A key regulator in Australia’s financial services industry said this week that the charges accusing Commonwealth Bank of Australia (CBA) of engaging in money laundering will not hobble its ability to operate.
According to news reports from Reuters, Australian Prudential Regulation Authority (APRA) chairman Wayne Byers said Wednesday that CBA is “financially sound.” Byers’ assessment came amid remarks to a parliamentary committee and pointed directly to recent events surrounding the company.
As has been widely reported, CBA, the largest lender in the country, was sued by Australia’s financial intelligence organization, AUSTRAC. The ongoing suits, which began last month, allege the bank had been tied to more than 53,000 breaches of money laundering laws spanning 2012 to 2015.
The financial impact, should fines be levied in the AUSTRAC action or from an additional class action suit, would be considerable, with billions of dollars in fines in the possible offing.

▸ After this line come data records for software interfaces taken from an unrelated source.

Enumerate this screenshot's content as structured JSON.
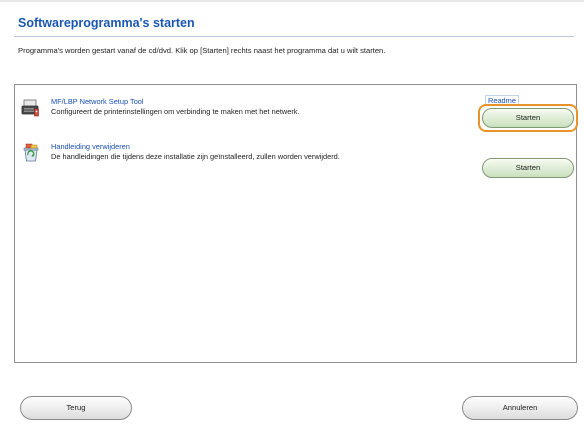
{
  "header": {
    "title": "Softwareprogramma's starten",
    "instruction": "Programma's worden gestart vanaf de cd/dvd. Klik op [Starten] rechts naast het programma dat u wilt starten."
  },
  "programs": [
    {
      "name": "MF/LBP Network Setup Tool",
      "description": "Configureert de printerinstellingen om verbinding te maken met het netwerk.",
      "readme_label": "Readme",
      "start_label": "Starten",
      "icon": "printer-network-icon"
    },
    {
      "name": "Handleiding verwijderen",
      "description": "De handleidingen die tijdens deze installatie zijn geïnstalleerd, zullen worden verwijderd.",
      "start_label": "Starten",
      "icon": "recycle-bin-icon"
    }
  ],
  "footer": {
    "back_label": "Terug",
    "cancel_label": "Annuleren"
  },
  "colors": {
    "title": "#1a57b5",
    "link": "#1a4fb0",
    "focus": "#e8932a",
    "start_button": "#d6e8cc"
  }
}
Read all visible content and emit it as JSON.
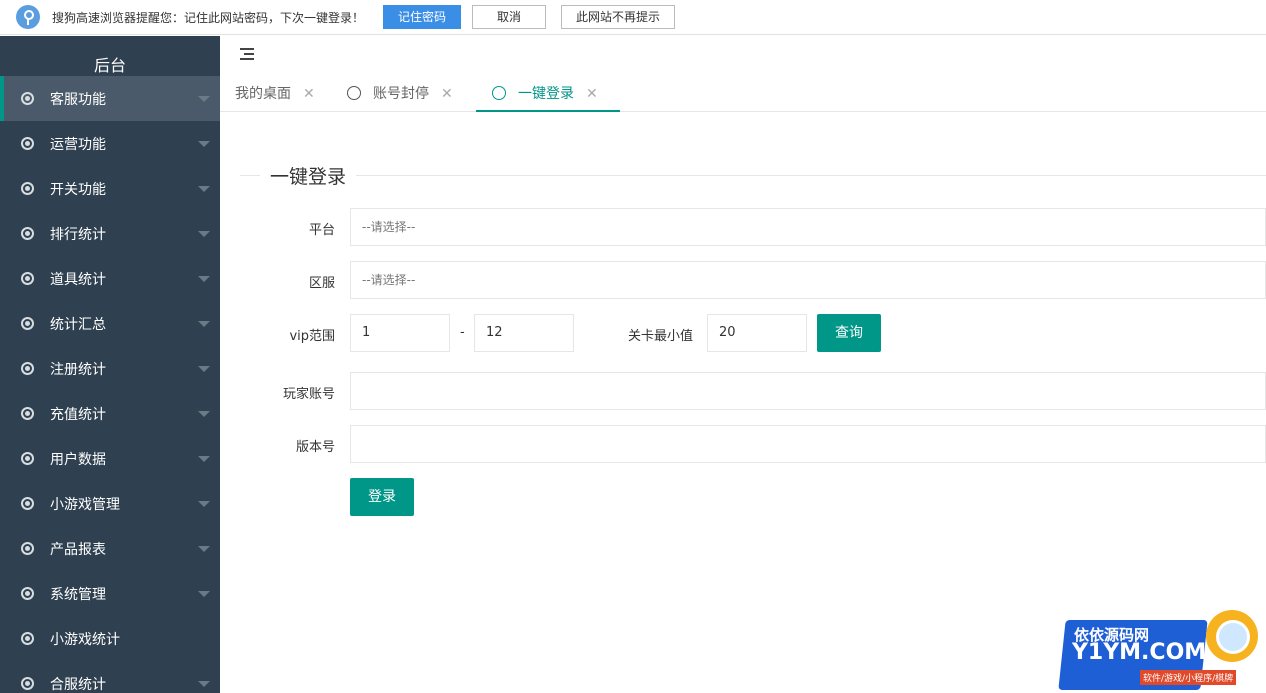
{
  "password_bar": {
    "message": "搜狗高速浏览器提醒您：记住此网站密码，下次一键登录！",
    "remember_label": "记住密码",
    "cancel_label": "取消",
    "never_label": "此网站不再提示"
  },
  "sidebar": {
    "brand": "后台",
    "items": [
      {
        "label": "客服功能"
      },
      {
        "label": "运营功能"
      },
      {
        "label": "开关功能"
      },
      {
        "label": "排行统计"
      },
      {
        "label": "道具统计"
      },
      {
        "label": "统计汇总"
      },
      {
        "label": "注册统计"
      },
      {
        "label": "充值统计"
      },
      {
        "label": "用户数据"
      },
      {
        "label": "小游戏管理"
      },
      {
        "label": "产品报表"
      },
      {
        "label": "系统管理"
      },
      {
        "label": "小游戏统计"
      },
      {
        "label": "合服统计"
      }
    ]
  },
  "tabs": [
    {
      "label": "我的桌面"
    },
    {
      "label": "账号封停"
    },
    {
      "label": "一键登录"
    }
  ],
  "form": {
    "legend": "一键登录",
    "platform_label": "平台",
    "platform_placeholder": "--请选择--",
    "server_label": "区服",
    "server_placeholder": "--请选择--",
    "vip_label": "vip范围",
    "vip_min": "1",
    "vip_sep": "-",
    "vip_max": "12",
    "level_label": "关卡最小值",
    "level_min": "20",
    "query_label": "查询",
    "account_label": "玩家账号",
    "account_value": "",
    "version_label": "版本号",
    "version_value": "",
    "login_label": "登录"
  },
  "watermark": {
    "line1": "依依源码网",
    "line2": "Y1YM.COM",
    "line3": "软件/游戏/小程序/棋牌"
  },
  "colors": {
    "sidebar_bg": "#2f4050",
    "accent": "#009688",
    "primary_blue": "#3b8ee6"
  }
}
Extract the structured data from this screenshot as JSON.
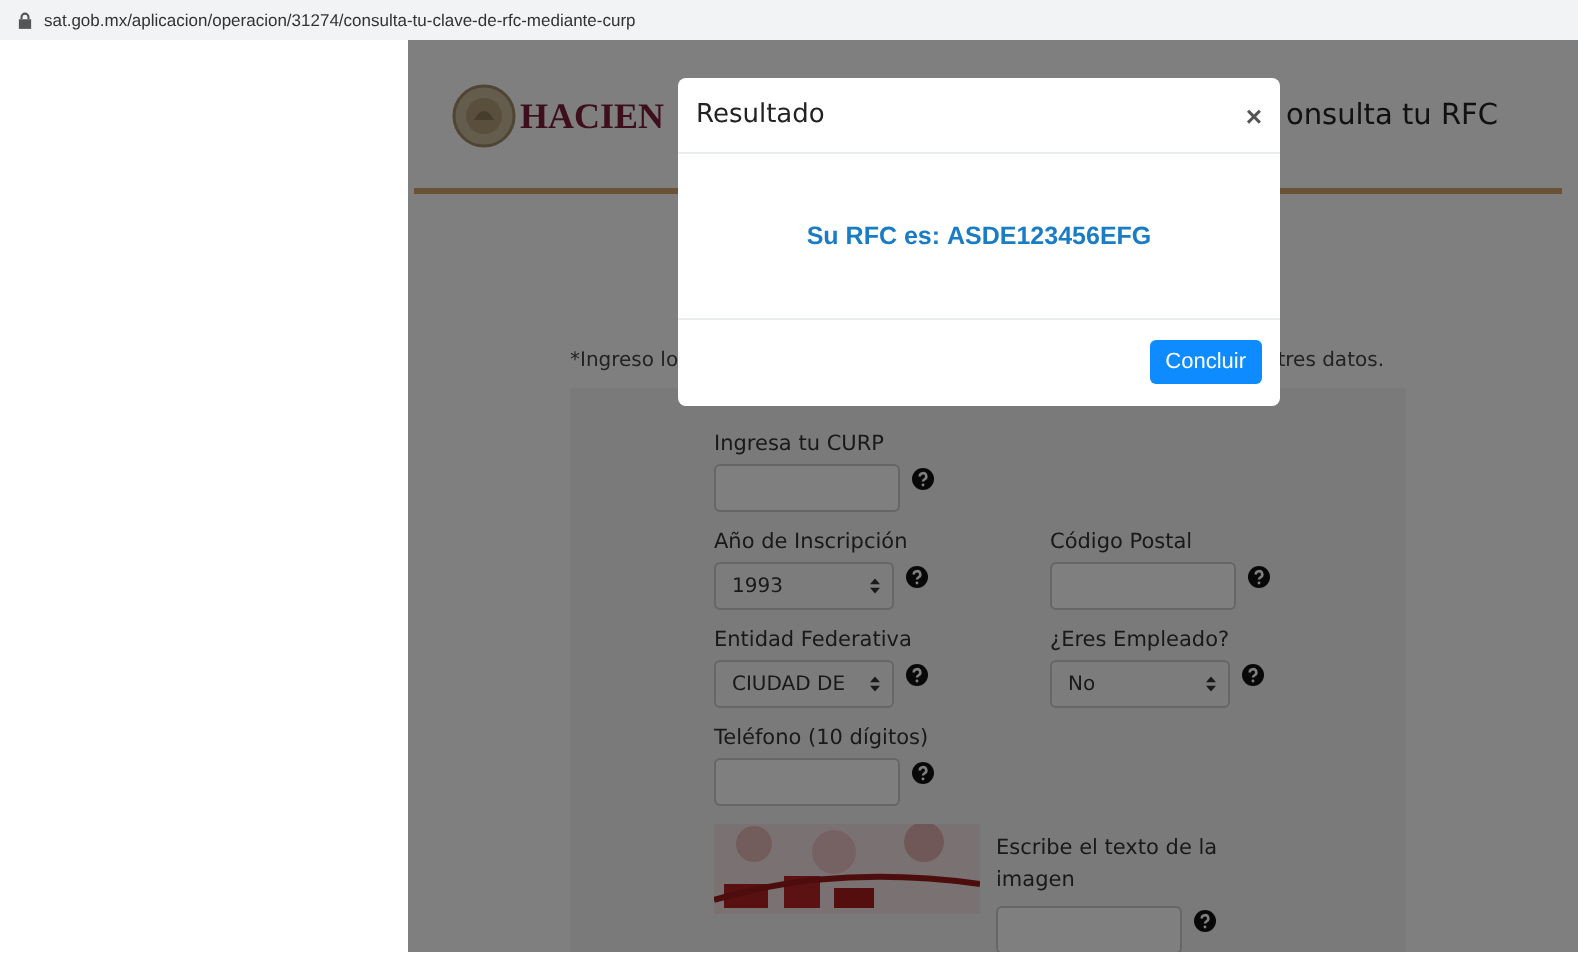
{
  "browser": {
    "url": "sat.gob.mx/aplicacion/operacion/31274/consulta-tu-clave-de-rfc-mediante-curp"
  },
  "page": {
    "header": {
      "logo_text": "HACIEN",
      "title": "onsulta tu RFC"
    },
    "instructions": [
      "*Ingreso lo",
      "tres datos."
    ],
    "form": {
      "rows": [
        [
          {
            "label": "Ingresa tu CURP",
            "kind": "input"
          }
        ],
        [
          {
            "label": "Año de Inscripción",
            "kind": "select",
            "value": "1993"
          },
          {
            "label": "Código Postal",
            "kind": "input"
          }
        ],
        [
          {
            "label": "Entidad Federativa",
            "kind": "select",
            "value": "CIUDAD DE"
          },
          {
            "label": "¿Eres Empleado?",
            "kind": "select",
            "value": "No"
          }
        ],
        [
          {
            "label": "Teléfono (10 dígitos)",
            "kind": "input"
          }
        ]
      ],
      "captcha": {
        "label": "Escribe el texto de la imagen"
      }
    }
  },
  "modal": {
    "title": "Resultado",
    "close": "×",
    "message": "Su RFC es: **ASDE123456EFG**",
    "buttons": [
      "Concluir"
    ]
  }
}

Beyond stock price gyrations — in which shares have tumbled approximately 9 percent since the beginning salvos of the case — the underlying operations of the bank are in place, said Byers.
“Our focus is on the prudential standing of the bank … there isn’t any suggestion that this is an issue that threatens the soundness of the bank,” Byers remarked.
The charges are in place against the company, though the headlines have had what Byers called a “negligible impact in terms of loss of customers, loss of deposits or any other impact that would make a material difference to the viability of the bank.”
AUSTRAC has said it is investigating CBA, as is the Australian Securities and Investment Commission (ASIC).
The bank has said a coding error was behind the money laundering transactions under fire and intends to defend itself in court, noted Reuters.